We’ve gotten used to saying “Excuse me?” now. Although English is spoken most anywhere, the permutations are endless. Humor is particularly hard to render, as I found one evening in Malaysia, when Miss Esther (a kind and omnipresent hotel employee) was advising me on what to wear before heading out for the evening.
I was in shorts, and sensing that she might think that inappropriate (never mind the oppressive heat and humidity), I asked her if she thought shorts were all right. “Well, if you’ll be in a restaurant, long pants might be better, Mr. Horsted.” Sorry I’d asked, I responded, “Well, okay, I’ll change. But I have found that even when I’m in shorts, people will still take my money.” Apparently, she understood that only literally. She looked shocked, then sadly demure, and then turned away. I put on pants—and attempted no more humor. Or humour, for that matter.

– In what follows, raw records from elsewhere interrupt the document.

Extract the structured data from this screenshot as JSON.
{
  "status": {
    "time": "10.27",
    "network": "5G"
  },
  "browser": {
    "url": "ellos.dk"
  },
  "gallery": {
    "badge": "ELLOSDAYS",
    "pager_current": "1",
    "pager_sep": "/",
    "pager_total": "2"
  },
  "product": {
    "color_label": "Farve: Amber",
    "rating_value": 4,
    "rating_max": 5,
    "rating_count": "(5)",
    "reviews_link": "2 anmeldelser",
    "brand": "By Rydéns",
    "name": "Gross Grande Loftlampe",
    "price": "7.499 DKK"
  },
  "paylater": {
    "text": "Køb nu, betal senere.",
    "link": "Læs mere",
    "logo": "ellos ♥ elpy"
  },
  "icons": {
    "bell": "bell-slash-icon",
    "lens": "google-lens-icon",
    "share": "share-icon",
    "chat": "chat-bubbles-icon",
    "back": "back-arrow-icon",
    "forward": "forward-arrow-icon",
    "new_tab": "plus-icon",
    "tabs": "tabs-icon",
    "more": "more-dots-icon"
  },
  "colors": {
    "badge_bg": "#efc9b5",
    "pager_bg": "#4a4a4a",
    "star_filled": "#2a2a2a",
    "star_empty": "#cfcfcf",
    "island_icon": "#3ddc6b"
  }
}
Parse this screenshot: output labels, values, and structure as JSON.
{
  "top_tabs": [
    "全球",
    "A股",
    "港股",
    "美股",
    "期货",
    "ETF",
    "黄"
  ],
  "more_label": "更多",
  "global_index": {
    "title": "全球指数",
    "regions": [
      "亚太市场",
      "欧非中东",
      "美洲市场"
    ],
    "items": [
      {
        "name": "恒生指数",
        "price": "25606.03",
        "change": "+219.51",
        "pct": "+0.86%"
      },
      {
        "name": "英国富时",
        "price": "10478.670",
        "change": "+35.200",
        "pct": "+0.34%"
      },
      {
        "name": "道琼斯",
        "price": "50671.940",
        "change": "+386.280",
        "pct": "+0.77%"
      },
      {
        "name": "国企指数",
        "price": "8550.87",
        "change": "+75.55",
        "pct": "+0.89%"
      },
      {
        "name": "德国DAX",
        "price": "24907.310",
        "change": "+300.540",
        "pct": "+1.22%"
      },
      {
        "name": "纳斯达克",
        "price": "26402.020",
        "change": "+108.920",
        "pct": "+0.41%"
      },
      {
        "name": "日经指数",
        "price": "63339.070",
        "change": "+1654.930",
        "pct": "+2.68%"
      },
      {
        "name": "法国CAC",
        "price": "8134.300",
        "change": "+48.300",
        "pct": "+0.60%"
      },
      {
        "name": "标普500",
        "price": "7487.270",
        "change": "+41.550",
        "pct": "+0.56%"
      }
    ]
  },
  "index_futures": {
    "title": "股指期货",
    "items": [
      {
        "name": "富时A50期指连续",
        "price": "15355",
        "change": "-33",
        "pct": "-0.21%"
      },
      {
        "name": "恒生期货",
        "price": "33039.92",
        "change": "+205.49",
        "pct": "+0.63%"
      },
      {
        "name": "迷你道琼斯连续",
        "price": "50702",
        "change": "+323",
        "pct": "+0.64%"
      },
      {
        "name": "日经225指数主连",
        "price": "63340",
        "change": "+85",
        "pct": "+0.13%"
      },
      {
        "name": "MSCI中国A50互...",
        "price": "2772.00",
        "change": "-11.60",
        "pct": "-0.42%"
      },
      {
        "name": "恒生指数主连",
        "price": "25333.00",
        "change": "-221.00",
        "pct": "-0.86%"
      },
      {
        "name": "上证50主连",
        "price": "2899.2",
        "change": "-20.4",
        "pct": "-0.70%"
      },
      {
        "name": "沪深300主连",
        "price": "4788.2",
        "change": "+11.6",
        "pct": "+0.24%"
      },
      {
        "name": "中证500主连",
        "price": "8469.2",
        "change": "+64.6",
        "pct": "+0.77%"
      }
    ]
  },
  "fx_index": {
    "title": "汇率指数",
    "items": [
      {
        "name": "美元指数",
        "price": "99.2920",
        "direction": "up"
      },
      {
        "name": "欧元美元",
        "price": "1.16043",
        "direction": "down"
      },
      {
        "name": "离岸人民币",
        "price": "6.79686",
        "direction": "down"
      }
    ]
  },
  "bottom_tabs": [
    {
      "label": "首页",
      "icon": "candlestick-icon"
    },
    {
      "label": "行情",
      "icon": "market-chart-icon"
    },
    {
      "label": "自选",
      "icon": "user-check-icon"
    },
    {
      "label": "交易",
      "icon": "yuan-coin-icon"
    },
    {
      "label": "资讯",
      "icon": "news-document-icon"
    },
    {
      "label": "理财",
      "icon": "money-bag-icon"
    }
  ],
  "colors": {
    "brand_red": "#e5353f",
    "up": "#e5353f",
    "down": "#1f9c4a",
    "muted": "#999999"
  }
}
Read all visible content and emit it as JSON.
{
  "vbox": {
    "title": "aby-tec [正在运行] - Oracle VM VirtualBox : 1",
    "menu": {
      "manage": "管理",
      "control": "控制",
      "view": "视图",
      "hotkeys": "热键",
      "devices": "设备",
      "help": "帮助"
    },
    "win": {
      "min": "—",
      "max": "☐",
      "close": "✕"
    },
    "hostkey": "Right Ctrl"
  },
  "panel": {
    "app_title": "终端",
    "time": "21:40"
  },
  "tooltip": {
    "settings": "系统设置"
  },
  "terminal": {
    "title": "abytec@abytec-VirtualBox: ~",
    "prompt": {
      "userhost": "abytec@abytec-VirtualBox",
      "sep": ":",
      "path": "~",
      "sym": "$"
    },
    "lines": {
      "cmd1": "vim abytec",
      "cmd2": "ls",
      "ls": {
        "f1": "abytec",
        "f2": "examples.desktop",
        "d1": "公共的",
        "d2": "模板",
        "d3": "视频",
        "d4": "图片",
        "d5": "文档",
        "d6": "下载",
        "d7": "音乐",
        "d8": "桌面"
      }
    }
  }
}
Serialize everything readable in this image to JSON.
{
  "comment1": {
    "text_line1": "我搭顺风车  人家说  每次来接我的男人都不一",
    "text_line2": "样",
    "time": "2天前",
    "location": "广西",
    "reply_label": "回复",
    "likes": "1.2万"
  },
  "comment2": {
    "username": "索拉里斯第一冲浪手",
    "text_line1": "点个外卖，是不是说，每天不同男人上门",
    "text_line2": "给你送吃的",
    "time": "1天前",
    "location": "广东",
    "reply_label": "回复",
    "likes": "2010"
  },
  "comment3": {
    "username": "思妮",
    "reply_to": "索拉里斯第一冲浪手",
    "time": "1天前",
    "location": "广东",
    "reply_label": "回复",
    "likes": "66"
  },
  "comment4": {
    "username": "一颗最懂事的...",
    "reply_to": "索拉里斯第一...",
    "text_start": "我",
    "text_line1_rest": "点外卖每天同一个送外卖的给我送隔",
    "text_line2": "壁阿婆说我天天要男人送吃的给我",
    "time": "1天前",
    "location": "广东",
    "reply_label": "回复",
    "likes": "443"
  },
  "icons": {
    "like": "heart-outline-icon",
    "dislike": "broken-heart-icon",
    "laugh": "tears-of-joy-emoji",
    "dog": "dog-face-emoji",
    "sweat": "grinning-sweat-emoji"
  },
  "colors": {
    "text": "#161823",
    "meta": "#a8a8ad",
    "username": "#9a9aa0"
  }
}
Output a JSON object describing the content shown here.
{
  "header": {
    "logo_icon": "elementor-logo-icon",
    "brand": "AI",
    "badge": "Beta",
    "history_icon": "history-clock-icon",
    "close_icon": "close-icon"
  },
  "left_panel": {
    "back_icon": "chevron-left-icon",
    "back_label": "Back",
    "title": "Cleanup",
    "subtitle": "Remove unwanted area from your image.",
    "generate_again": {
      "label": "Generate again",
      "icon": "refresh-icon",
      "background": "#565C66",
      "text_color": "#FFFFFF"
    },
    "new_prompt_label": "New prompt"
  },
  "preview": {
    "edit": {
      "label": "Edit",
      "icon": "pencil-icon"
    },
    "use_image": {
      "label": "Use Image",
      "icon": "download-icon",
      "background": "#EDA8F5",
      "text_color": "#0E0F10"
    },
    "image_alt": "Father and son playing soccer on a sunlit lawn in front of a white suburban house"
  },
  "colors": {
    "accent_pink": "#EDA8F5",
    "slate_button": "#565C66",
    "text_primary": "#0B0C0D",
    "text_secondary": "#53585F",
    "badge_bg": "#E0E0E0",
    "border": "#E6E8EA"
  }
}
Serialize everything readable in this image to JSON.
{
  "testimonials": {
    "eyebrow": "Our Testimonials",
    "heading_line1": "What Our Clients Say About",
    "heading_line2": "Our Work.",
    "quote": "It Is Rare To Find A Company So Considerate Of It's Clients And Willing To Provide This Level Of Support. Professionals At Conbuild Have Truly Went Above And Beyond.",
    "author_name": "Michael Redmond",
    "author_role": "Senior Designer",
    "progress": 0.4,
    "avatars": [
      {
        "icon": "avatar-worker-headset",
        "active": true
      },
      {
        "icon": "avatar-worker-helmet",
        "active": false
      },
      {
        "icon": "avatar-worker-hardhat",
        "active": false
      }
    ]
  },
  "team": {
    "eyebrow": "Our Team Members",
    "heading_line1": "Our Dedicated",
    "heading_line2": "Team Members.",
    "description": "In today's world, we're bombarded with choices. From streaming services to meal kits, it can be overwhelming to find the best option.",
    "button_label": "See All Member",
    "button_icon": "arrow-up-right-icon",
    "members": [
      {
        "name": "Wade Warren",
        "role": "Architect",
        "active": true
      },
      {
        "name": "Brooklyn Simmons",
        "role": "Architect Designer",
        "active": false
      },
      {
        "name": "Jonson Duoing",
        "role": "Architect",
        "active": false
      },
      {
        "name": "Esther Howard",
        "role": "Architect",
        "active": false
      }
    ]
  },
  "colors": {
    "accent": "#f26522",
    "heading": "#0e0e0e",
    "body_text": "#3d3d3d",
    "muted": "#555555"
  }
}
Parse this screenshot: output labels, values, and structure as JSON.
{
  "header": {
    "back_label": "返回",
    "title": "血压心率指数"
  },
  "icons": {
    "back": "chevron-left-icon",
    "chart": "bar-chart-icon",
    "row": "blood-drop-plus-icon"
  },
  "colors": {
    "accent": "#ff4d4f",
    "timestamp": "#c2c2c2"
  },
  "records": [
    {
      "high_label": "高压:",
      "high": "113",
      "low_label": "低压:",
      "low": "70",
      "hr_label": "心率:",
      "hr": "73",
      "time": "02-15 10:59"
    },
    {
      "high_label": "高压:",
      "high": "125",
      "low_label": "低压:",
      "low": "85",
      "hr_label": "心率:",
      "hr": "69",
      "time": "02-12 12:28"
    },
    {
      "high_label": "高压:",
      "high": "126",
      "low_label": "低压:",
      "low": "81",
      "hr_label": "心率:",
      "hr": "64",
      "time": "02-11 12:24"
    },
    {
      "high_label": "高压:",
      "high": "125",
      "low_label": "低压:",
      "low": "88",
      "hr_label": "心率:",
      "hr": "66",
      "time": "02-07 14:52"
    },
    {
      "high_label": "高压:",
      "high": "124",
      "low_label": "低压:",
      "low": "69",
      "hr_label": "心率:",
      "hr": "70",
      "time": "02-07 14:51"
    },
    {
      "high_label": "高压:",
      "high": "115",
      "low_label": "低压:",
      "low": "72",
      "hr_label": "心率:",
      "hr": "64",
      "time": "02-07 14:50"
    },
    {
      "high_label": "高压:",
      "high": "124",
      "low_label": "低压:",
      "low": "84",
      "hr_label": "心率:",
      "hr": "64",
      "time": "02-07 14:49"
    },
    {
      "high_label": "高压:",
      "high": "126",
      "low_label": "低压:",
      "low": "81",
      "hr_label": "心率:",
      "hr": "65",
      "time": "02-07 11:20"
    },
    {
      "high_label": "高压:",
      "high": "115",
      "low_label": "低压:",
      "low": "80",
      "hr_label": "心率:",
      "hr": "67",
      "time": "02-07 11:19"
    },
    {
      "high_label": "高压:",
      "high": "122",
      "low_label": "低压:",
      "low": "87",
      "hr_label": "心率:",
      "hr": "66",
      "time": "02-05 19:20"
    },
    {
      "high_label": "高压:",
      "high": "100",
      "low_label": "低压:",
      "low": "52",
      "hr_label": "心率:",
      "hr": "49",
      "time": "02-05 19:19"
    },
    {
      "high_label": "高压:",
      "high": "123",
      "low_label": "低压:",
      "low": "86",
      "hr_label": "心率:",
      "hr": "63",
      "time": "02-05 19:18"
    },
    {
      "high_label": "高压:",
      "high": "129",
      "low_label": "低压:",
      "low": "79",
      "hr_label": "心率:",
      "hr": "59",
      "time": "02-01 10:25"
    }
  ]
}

Here in the Cook Islands, the natives definitely run the place—but most can speak an English similar to their sister nation, New Zealand. There are still variations and, of course, and some Maori words for which there are no substitutes. So you even learn a few Maori words over time. Not to mention, they speak mostly Maori to each other. (When I asked a bartender to call me a cab, he grabbed a friend to translate, called me a cab, and then had the friend tell me, “Five minutes.”) We’ll spare you a Maori lesson. But here are a few more examples of English in action.